Sociology by turner, Rey Ty's Notes


Published on

Sociology, Rey Ty, Durkheim, Spencer, Marx, Comte, Weber, functionalism, conflict theory, interactionism

Published in: Education
  • Be the first to comment

  • Be the first to like this

No Downloads
Total views
On SlideShare
From Embeds
Number of Embeds
Embeds 0
No embeds

No notes for slide

Sociology by turner, Rey Ty's Notes

  1. 1. Sociology Rey Ty’s Notes Source: Jonathan H. Turner. (2006). Sociology. Upper Saddle River, NJ: Pearson Prentice Hall, pp. 27-28. “1. 1. Sociology is the study of human behavior, interaction, and social organization. 2. Sociology is relevant to each of our daily lives because it provides a vehicle for understanding the sources of constraint in our thoughts, perceptions, and actions. 3. Sociology emerged under conditions of change associated with: (a) the decline of feudalism and the emergence of commerce, industry, and urbanization; (b) the intellectual movement known as The Enlightenment in which science and secular thought about the physical, biological, and social worlds could flourish; and (c) the traumatic shock over the violence and sudden change associated with the French Revolution of 1789. 4. The name, sociology, was proposed by the French thinker, Auguste Comte, who believed that a science of society could emulate the natural sciences.
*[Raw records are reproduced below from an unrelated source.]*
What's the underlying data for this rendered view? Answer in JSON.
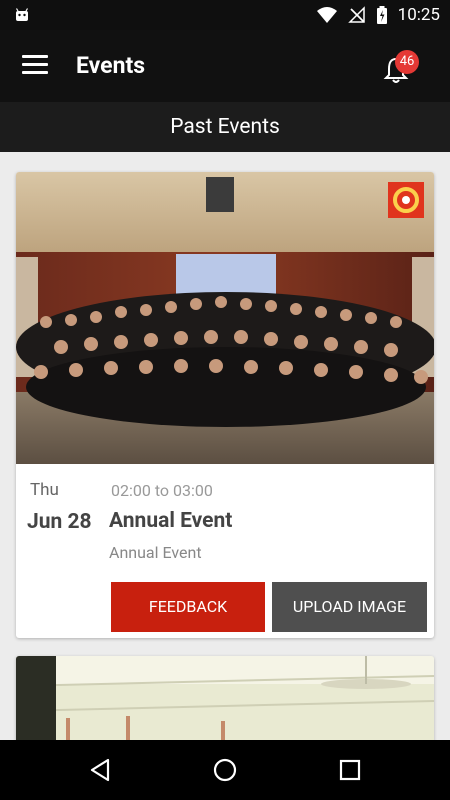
{
  "status_bar": {
    "time": "10:25",
    "icons": [
      "android-icon",
      "wifi-icon",
      "no-signal-icon",
      "battery-charging-icon"
    ]
  },
  "app_bar": {
    "title": "Events",
    "notification_count": "46"
  },
  "section": {
    "title": "Past Events"
  },
  "events": [
    {
      "day": "Thu",
      "date": "Jun 28",
      "time": "02:00 to 03:00",
      "title": "Annual Event",
      "subtitle": "Annual Event",
      "feedback_label": "FEEDBACK",
      "upload_label": "UPLOAD IMAGE"
    }
  ],
  "colors": {
    "app_bar": "#111111",
    "feedback_button": "#c8200e",
    "upload_button": "#4f4f4f",
    "badge": "#e53935"
  }
}
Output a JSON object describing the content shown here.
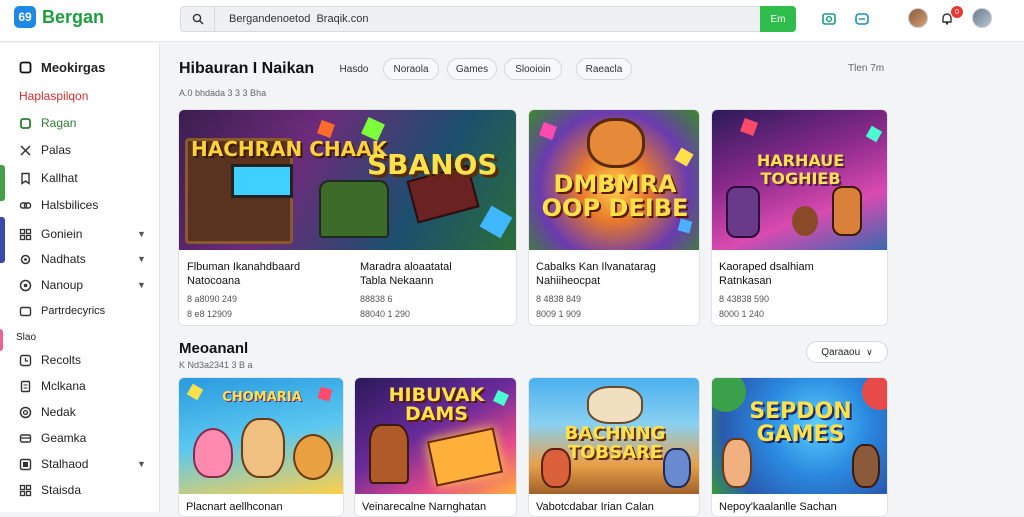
{
  "app": {
    "name": "Bergan",
    "logo_mark": "69"
  },
  "search": {
    "value": "Bergandenoetod  Braqik.con",
    "button_label": "Em"
  },
  "topbar": {
    "notification_count": "0"
  },
  "sidebar": {
    "items": [
      {
        "label": "Meokirgas",
        "icon": "square-outline-icon"
      },
      {
        "label": "Haplaspilqon",
        "icon": ""
      },
      {
        "label": "Ragan",
        "icon": "leaf-icon"
      },
      {
        "label": "Palas",
        "icon": "tools-icon"
      },
      {
        "label": "Kallhat",
        "icon": "bookmark-icon"
      },
      {
        "label": "Halsbilices",
        "icon": "link-icon"
      },
      {
        "label": "Goniein",
        "icon": "grid-icon"
      },
      {
        "label": "Nadhats",
        "icon": "gear-icon"
      },
      {
        "label": "Nanoup",
        "icon": "circle-icon"
      },
      {
        "label": "Partrdecyrics",
        "icon": "folder-icon"
      },
      {
        "label": "Slao",
        "icon": ""
      },
      {
        "label": "Recolts",
        "icon": "clock-icon"
      },
      {
        "label": "Mclkana",
        "icon": "doc-icon"
      },
      {
        "label": "Nedak",
        "icon": "target-icon"
      },
      {
        "label": "Geamka",
        "icon": "card-icon"
      },
      {
        "label": "Stalhaod",
        "icon": "square-icon"
      },
      {
        "label": "Staisda",
        "icon": "grid-icon"
      }
    ]
  },
  "section1": {
    "title": "Hibauran I Naikan",
    "subtitle": "A.0 bhdada 3 3 3 Bha",
    "filters": [
      "Hasdo",
      "Noraola",
      "Games",
      "Slooioin",
      "Raeacla"
    ],
    "right_text": "Tlen 7m"
  },
  "section2": {
    "title": "Meoananl",
    "subtitle": "K Nd3a2341 3 B a",
    "sort_label": "Qaraaou"
  },
  "cards_row1": [
    {
      "title": "Flbuman Ikanahdbaard\nNatocoana",
      "meta1": "8 a8090 249",
      "meta2": "8 e8 12909",
      "art": "HACHRAN\nCHAAK"
    },
    {
      "title": "Maradra aloaatatal\nTabla Nekaann",
      "meta1": "88838 6",
      "meta2": "88040 1 290",
      "art": "SBANOS"
    },
    {
      "title": "Cabalks Kan Ilvanatarag\nNahiiheocpat",
      "meta1": "8 4838 849",
      "meta2": "8009 1 909",
      "art": "DMBMRA\nOOP DEIBE"
    },
    {
      "title": "Kaoraped dsalhiam\nRatnkasan",
      "meta1": "8 43838 590",
      "meta2": "8000 1 240",
      "art": "HARHAUE\nTOGHIEB"
    }
  ],
  "cards_row2": [
    {
      "title": "Placnart aellhconan",
      "art": "CHOMARIA"
    },
    {
      "title": "Veinarecalne Narnghatan",
      "art": "HIBUVAK\nDAMS"
    },
    {
      "title": "Vabotcdabar Irian Calan",
      "art": "BACHNNG\nTOBSARE"
    },
    {
      "title": "Nepoy'kaalanlle Sachan",
      "art": "SEPDON\nGAMES"
    }
  ],
  "colors": {
    "brand_green": "#2ebd4a",
    "brand_blue": "#1e88e5",
    "accent_red": "#e53935"
  }
}
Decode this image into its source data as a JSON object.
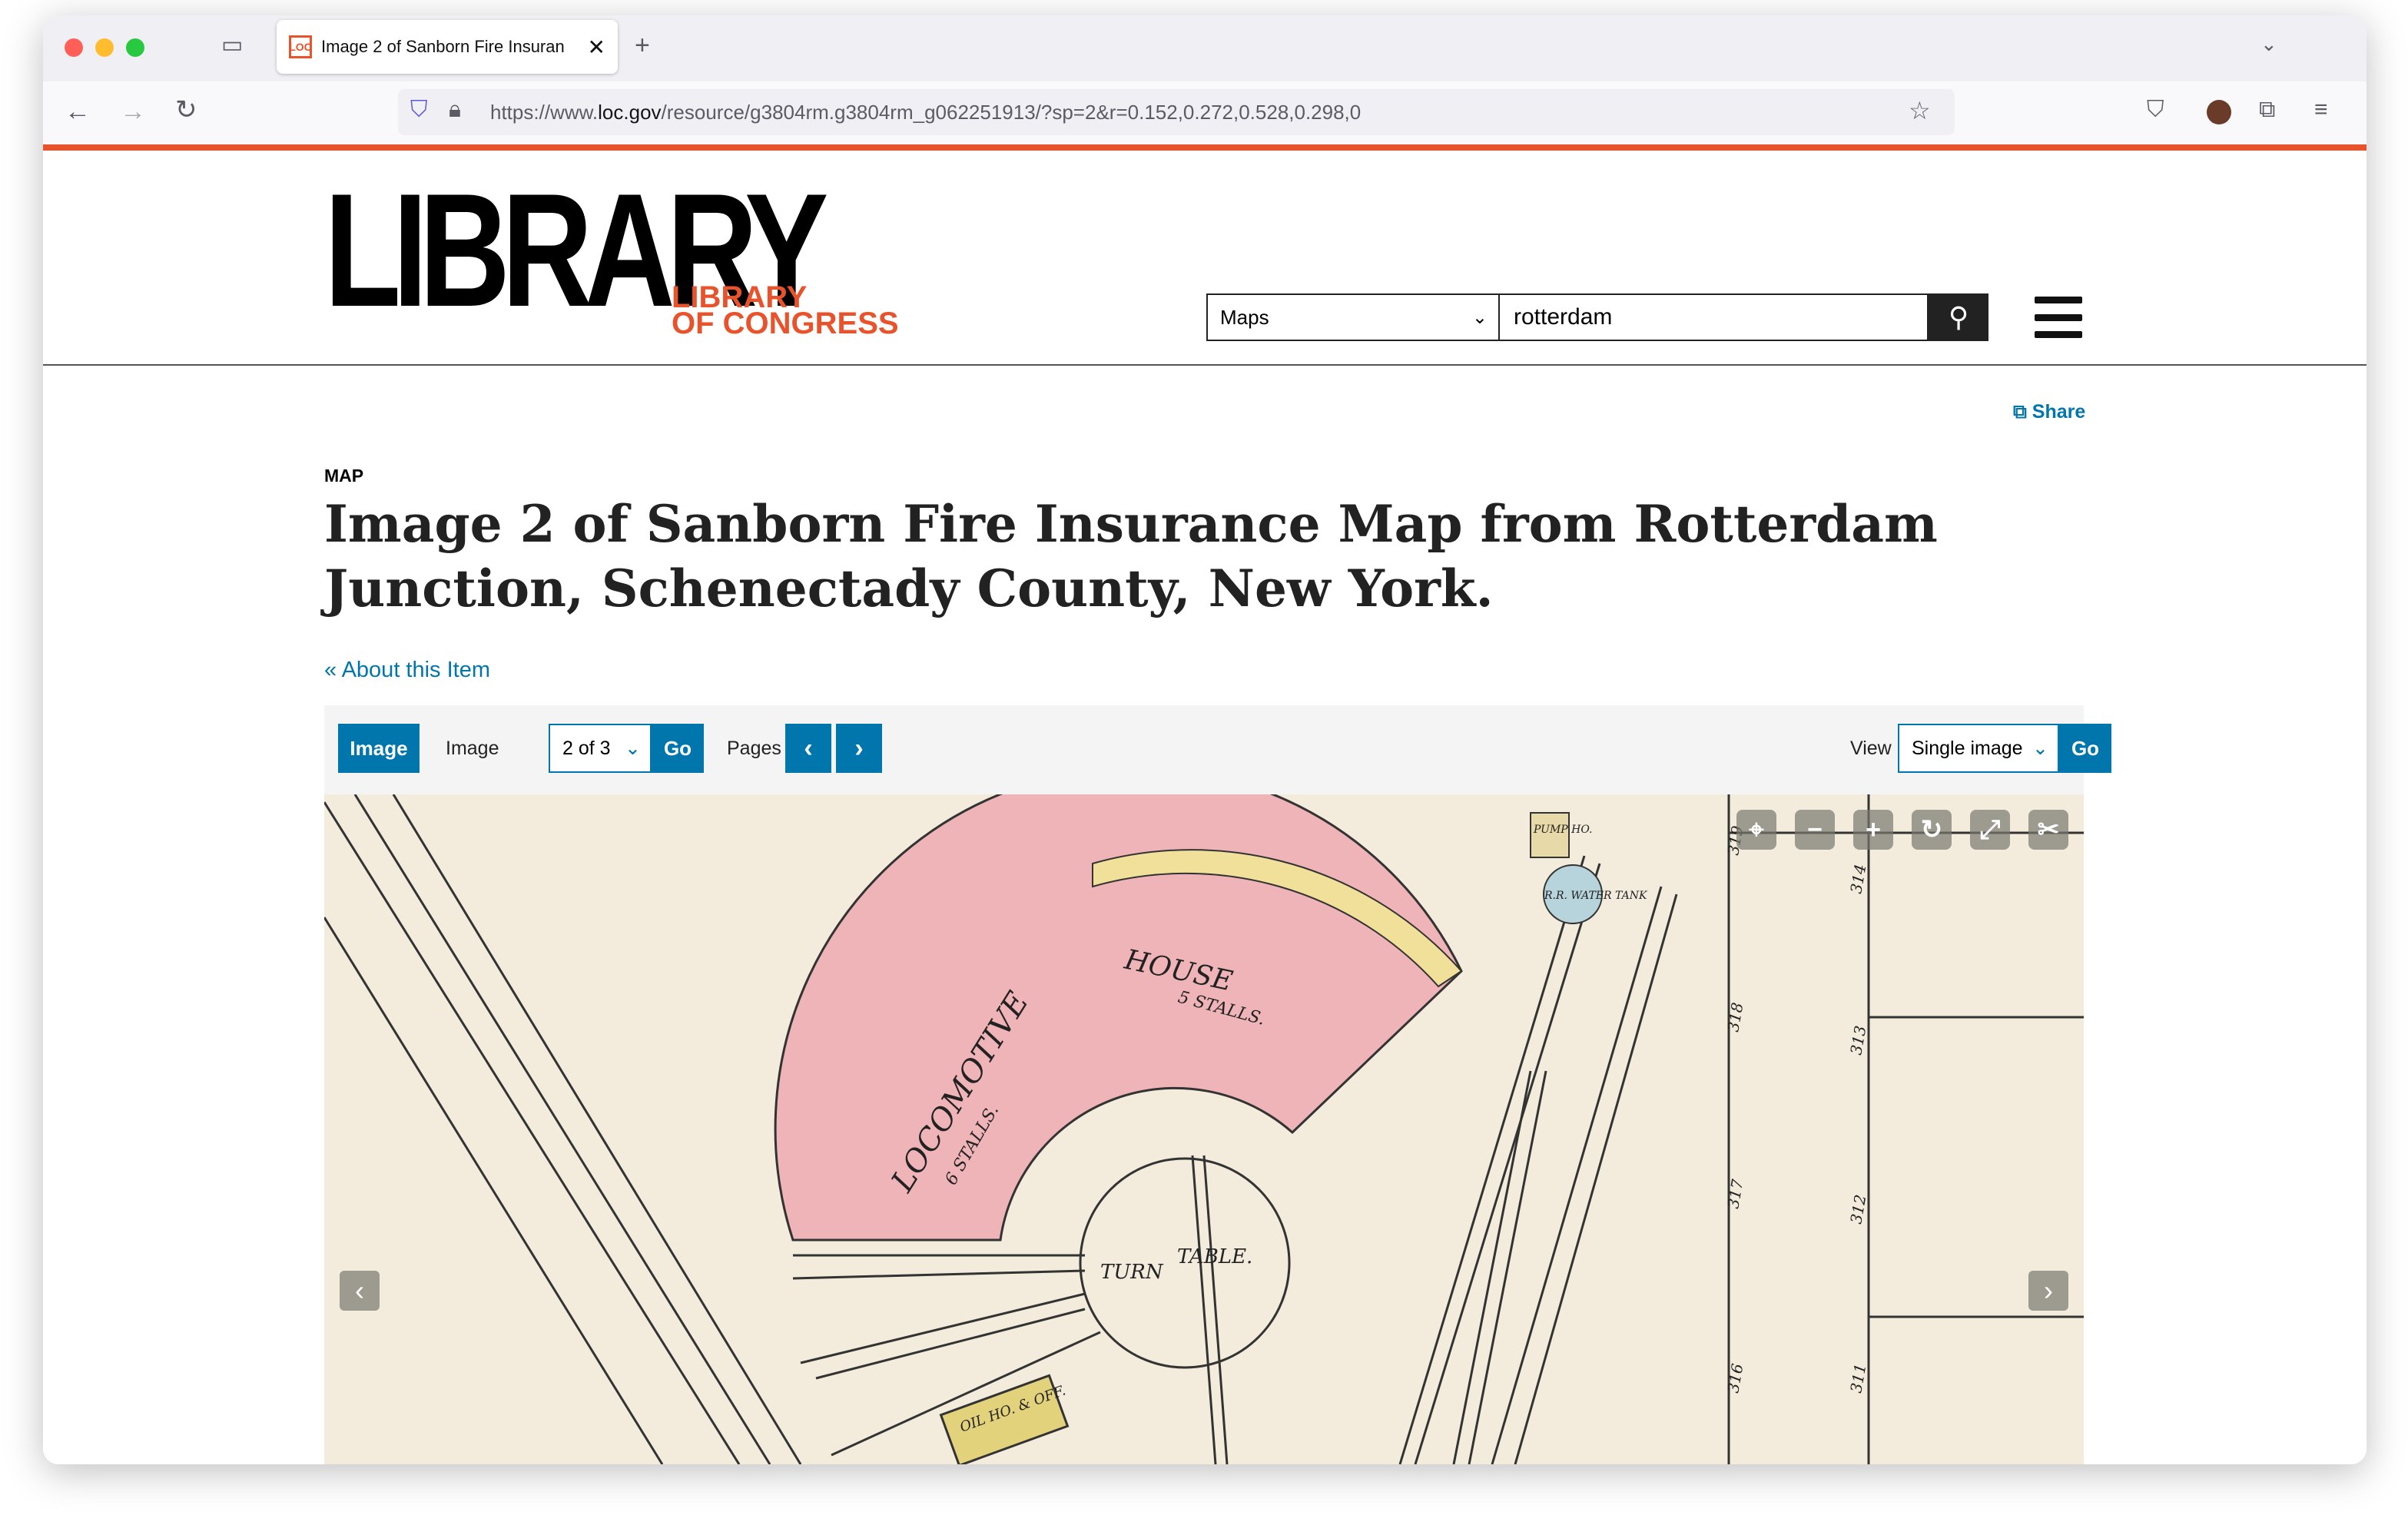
{
  "browser": {
    "tab_title": "Image 2 of Sanborn Fire Insuran",
    "favicon_text": "LOC",
    "url_prefix": "https://www.",
    "url_domain": "loc.gov",
    "url_path": "/resource/g3804rm.g3804rm_g062251913/?sp=2&r=0.152,0.272,0.528,0.298,0"
  },
  "header": {
    "logo_main": "LIBRARY",
    "logo_sub1": "LIBRARY",
    "logo_sub2": "OF CONGRESS",
    "search_scope": "Maps",
    "search_value": "rotterdam"
  },
  "page": {
    "share": "Share",
    "kind": "MAP",
    "title": "Image 2 of Sanborn Fire Insurance Map from Rotterdam Junction, Schenectady County, New York.",
    "about_link": "« About this Item"
  },
  "toolbar": {
    "image_button": "Image",
    "image_label": "Image",
    "image_select": "2 of 3",
    "go": "Go",
    "pages_label": "Pages",
    "view_label": "View",
    "view_select": "Single image"
  },
  "map_labels": {
    "locomotive": "LOCOMOTIVE",
    "house": "HOUSE",
    "stalls6": "6 STALLS.",
    "stalls5": "5 STALLS.",
    "turn": "TURN",
    "table": "TABLE.",
    "pump": "PUMP HO.",
    "tank": "R.R. WATER TANK",
    "oil": "OIL HO. & OFF.",
    "n319": "319",
    "n318": "318",
    "n317": "317",
    "n316": "316",
    "n314": "314",
    "n313": "313",
    "n312": "312",
    "n311": "311"
  },
  "colors": {
    "accent": "#0076ad",
    "brand": "#e9532b",
    "map_pink": "#efb4b8"
  }
}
Comte also felt that discovery of the laws of human social organization could be used to reconstruct society in a more humane way. 5. Harriet Martineau not only translated Comte’s great work, but she took sociology to the larger public and argued that it should address issues and problems of the real world. 6. Herbert Spencer in England argued that laws of human organization could be developed. These laws would focus on the growing size and complexity of (page 27) society as these forces created pressures for (a) increased exchange and interdependence among people and organizations of society and (b) increased use of power to regulate, control, and coordinate activities of people and organizational units. Spencer founded a sociological approach known as functionalism, where the effects of a social pattern on the maintenance of society are emphasized. 7. Emile Durkheim Comtean and French tradition of emphasizing the importance of cultural ideas for the integration of society. Like Spencer, he was a functionalist and believed that laws of human organization could be discovered, but he added to Spencer’s approach the importance of discovering the causes and functions of cultural symbols for integrating society. 8. Karl Marx, a German who was expelled from his homeland and eventually settled in England, emphasized the conflictual nature of society, founding an approach known as conflict theory or conflict sociology. In Marx’s view, inequalities in the distribution of resources set the stage for the transformation of society as those without resources to organize and engage in conflict with those who control production, who possess power, and who manipulate cultural symbols to legitimate their privilege. Unlike Comte, Spencer, and Durkheim, Marx did not believe that the general laws of human organization, transcending historical epochs, could be developed. 9. Max Weber, the other major German founder of sociology, engaged in a life-long but silent dialogue with Marx, emphasizing that inequality is multidimensional and not based solely upon the economy, that conflict is contingent on historical conditions and is not the inevitable and inexorable outcome of inequality, and that change could be caused by ideas as well as the material and economic base of society. He also stressed that sociology must look at both the larger scale structure of society and the meanings that individuals give to these larger scale forces. Like Marx, he doubted if there were general laws of human organization, but unlike
  2. 2. Marx, he felt that it is necessary to be value-free and objective in the description and analysis of social phenomena. 10. Early American sociology adopted European ideas to specific problems associated with urbanization and industrialization, but it did initiate two important trends: (a) the widespread use of quantitative, statistical techniques and (b) the theoretical approach that was to become known as interactionism, where concern is with the processes by which society is sustained and changed by the behaviors of individuals in micro face-to-face encounters. 11. Early American sociology also exhibited an agenda for helping people in need, creating a concern for “practice” and “applied sociology” where sociological inquiry seeks to rebuild problematic social structures. 12. Sociology is now a large and diverse field analyzing all facets of human culture, social structure, behavior and interaction, and social change.” (page 28) “Law of the Three Stages: Auguste Comte’s view that ideas, and society as a whole, pass through three stages: (a) the theological, where religious ideas dominate; (b) the metaphysical, where systematic thought is stressed; and (c) the positivistic, where science comes to dominate” (Turner, 2006, p 29).